Working Women: Here’s Why Your Office Is Always Freezing

Workplace temperatures are designed for men, according to a new study.

(Illustration: Neil Webb/Getty Images; Marc Fusco)

Aug 4, 2015· 2 MIN READ
Ali Swenson is an editorial intern at TakePart. She is editor-in-chief of Loyola Marymount University’s news outlet, the Los Angeles Loyolan, and has worked in nonprofit media.

In the sweltering heat of a summer during what’s expected to be the world’s warmest year to date, people all over sunny Los Angeles are wearing sundresses, shorts, tank tops, and sandals.

Nicole Smith is wearing long pants and a sweatshirt.

“My office is really cold,” said Smith, an intern at an audio start-up. “Even though it’s super hot out, I put a sweatshirt on. I’ve even brought fuzzy socks to work before.”

Many women are all too familiar with the counterintuitive habit of grabbing a winter-friendly jacket or scarf for work during the summer months. New research suggests this might be because workplace temperature models—the ones that control high carbon-emitting air conditioners—are designed for the comfort levels of men.

The study, published Monday in Nature Climate Change, says most offices follow a “thermal comfort” formula developed in the 1960s that’s meant to suit a 40-year-old, 154-pound male. Because women tend to have different metabolic rates—among other physiological and functional differences—this can mean male employees are refreshed by the air conditioning while female employees are frozen out.

Standard values for office temperatures may overestimate female metabolic rates by up to 35 percent, the study says, leading workplaces to crank up the air conditioner when women would prefer it lower.

This may seem like fodder for a battle of the sexes at the thermostat, but adjusting the office temperature could benefit everyone. Buildings account for nearly 40 percent of the carbon emissions caused by air conditioners in the U.S.—emissions that hover around 100 million tons every year—and a few degrees on the thermostat could have a substantial positive impact on the environment.

Positive impacts aren’t limited to the environment, though. Understanding women’s needs means respecting a segment of workers that often struggles for equal voice and equal pay in the workplace. Beyond metabolic rate, there are other simple anatomical reasons that women might be more sensitive to the chill than men, according to Alan Hedge, an ergonomics professor at Cornell University.

“Men, on average, have more muscle than women, and muscle helps to generate body heat,” Hedge said. “Women tend to be less hairy than men. And functionally, men and women wear different clothing.
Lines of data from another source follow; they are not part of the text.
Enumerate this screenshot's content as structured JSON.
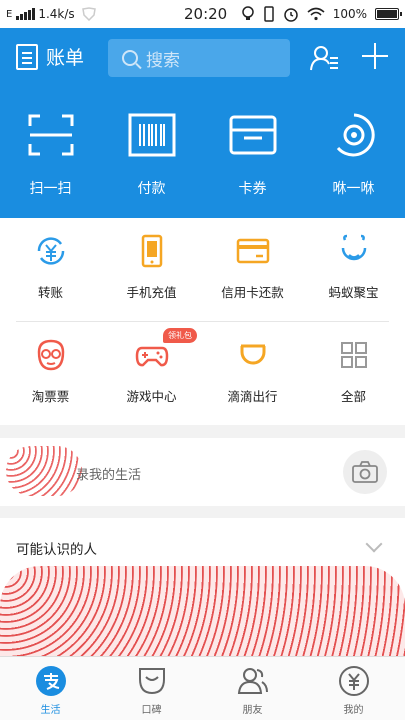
{
  "status_bar": {
    "carrier": "E",
    "speed": "1.4k/s",
    "time": "20:20",
    "battery": "100%",
    "battery_level": 1.0
  },
  "header": {
    "bill_label": "账单",
    "search_placeholder": "搜索"
  },
  "quick_actions": [
    {
      "label": "扫一扫",
      "icon": "scan-icon"
    },
    {
      "label": "付款",
      "icon": "barcode-icon"
    },
    {
      "label": "卡券",
      "icon": "card-wallet-icon"
    },
    {
      "label": "咻一咻",
      "icon": "xiu-icon"
    }
  ],
  "services": [
    {
      "label": "转账",
      "icon": "transfer-icon",
      "color": "#2b9be8"
    },
    {
      "label": "手机充值",
      "icon": "phone-topup-icon",
      "color": "#f5a623"
    },
    {
      "label": "信用卡还款",
      "icon": "credit-card-icon",
      "color": "#f5a623"
    },
    {
      "label": "蚂蚁聚宝",
      "icon": "ant-fortune-icon",
      "color": "#2b9be8"
    },
    {
      "label": "淘票票",
      "icon": "taopiaopiao-icon",
      "color": "#f05a4a"
    },
    {
      "label": "游戏中心",
      "icon": "gamepad-icon",
      "color": "#f05a4a",
      "badge": "领礼包"
    },
    {
      "label": "滴滴出行",
      "icon": "didi-icon",
      "color": "#f5a623"
    },
    {
      "label": "全部",
      "icon": "grid-all-icon",
      "color": "#999999"
    }
  ],
  "moments": {
    "prompt": "录我的生活"
  },
  "people": {
    "title": "可能认识的人"
  },
  "tabs": [
    {
      "label": "生活",
      "icon": "alipay-icon",
      "active": true
    },
    {
      "label": "口碑",
      "icon": "koubei-icon",
      "active": false
    },
    {
      "label": "朋友",
      "icon": "friends-icon",
      "active": false
    },
    {
      "label": "我的",
      "icon": "wallet-icon",
      "active": false
    }
  ],
  "colors": {
    "brand_blue": "#1a8de0",
    "search_bg": "#4aa7ea"
  }
}
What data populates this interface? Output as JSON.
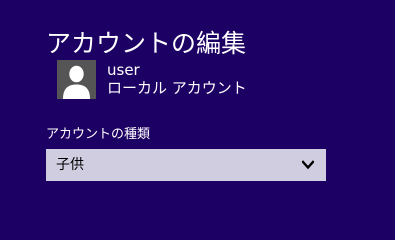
{
  "page": {
    "title": "アカウントの編集"
  },
  "user": {
    "name": "user",
    "account_kind": "ローカル アカウント",
    "avatar_icon": "user-silhouette-icon"
  },
  "account_type": {
    "label": "アカウントの種類",
    "selected": "子供",
    "dropdown_icon": "chevron-down-icon"
  },
  "colors": {
    "background": "#1d0063",
    "select_background": "#d1cde0",
    "avatar_background": "#555555"
  }
}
The clothing that women wear tends to have much lower insulation value than the clothing men wear.”

While the decades-old formula may have suited the demographic in the workplace back then, women now make up more than half the workforce in many industry sectors. If many of these employees are freezing, productivity could suffer, according to Hedge, who developed a software system to test work speed and accuracy against office temperatures.

“When the temperature is 68, people seem to do a lot less work than when the temperature is 76,” he said.

While the new study has caveats—namely its small sample size of 16 women—the study’s authors and Hedge come to the same simple solution for making the workplace more habitable for everyone while decreasing carbon emissions: Turn up the heat.

“In summer conditions you could save energy by cooling the entire building less, and provide extra cooling for those workers that need it,” said Boris Kingma, a lead author of the study.

To reduce complaints of overheating, Hedge suggests following the model of “Cool Biz,” an initiative by the Japanese government to turn down the air conditioner and allow casual work attire during hot summers.

“Companies should be helping the climate and saving energy by raising their thermostats to 75 or 76 [degrees],” said Hedge. “If some people are too warm, then let them wear lighter clothing.”